Exercise: In the listing below, find each line that holds "icon" and list it.

________

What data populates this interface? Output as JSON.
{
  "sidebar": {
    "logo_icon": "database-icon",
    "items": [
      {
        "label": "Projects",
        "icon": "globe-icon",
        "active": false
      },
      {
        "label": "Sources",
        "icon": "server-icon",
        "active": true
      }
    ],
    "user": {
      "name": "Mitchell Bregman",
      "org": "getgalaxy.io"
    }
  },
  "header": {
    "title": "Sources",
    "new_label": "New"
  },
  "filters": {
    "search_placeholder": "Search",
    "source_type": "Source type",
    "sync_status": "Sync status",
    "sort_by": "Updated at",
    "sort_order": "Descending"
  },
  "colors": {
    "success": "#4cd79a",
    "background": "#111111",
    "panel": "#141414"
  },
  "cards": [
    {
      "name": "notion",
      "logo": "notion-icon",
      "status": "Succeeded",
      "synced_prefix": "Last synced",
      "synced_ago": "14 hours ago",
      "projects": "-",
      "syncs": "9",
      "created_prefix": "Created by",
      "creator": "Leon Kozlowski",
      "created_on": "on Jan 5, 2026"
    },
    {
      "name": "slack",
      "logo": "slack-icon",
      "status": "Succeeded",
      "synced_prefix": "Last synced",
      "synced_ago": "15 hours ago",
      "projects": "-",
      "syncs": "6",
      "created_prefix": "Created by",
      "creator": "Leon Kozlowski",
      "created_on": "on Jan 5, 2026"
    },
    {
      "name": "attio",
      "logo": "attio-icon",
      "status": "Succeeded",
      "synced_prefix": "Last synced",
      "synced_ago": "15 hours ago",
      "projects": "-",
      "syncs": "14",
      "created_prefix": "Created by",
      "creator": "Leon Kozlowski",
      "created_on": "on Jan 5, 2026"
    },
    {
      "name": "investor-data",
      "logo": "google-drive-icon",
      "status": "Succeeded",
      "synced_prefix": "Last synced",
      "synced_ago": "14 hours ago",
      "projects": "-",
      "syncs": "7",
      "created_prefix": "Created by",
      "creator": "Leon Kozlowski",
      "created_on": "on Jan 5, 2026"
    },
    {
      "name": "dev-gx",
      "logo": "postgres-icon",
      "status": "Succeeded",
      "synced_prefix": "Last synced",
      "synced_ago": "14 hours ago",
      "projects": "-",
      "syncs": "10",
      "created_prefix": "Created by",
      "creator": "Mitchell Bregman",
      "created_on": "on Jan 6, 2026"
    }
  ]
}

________

Finished task:
    "logo_icon": "database-icon",
        "icon": "globe-icon",
        "icon": "server-icon",
      "logo": "notion-icon",
      "logo": "slack-icon",
      "logo": "attio-icon",
      "logo": "google-drive-icon",
      "logo": "postgres-icon",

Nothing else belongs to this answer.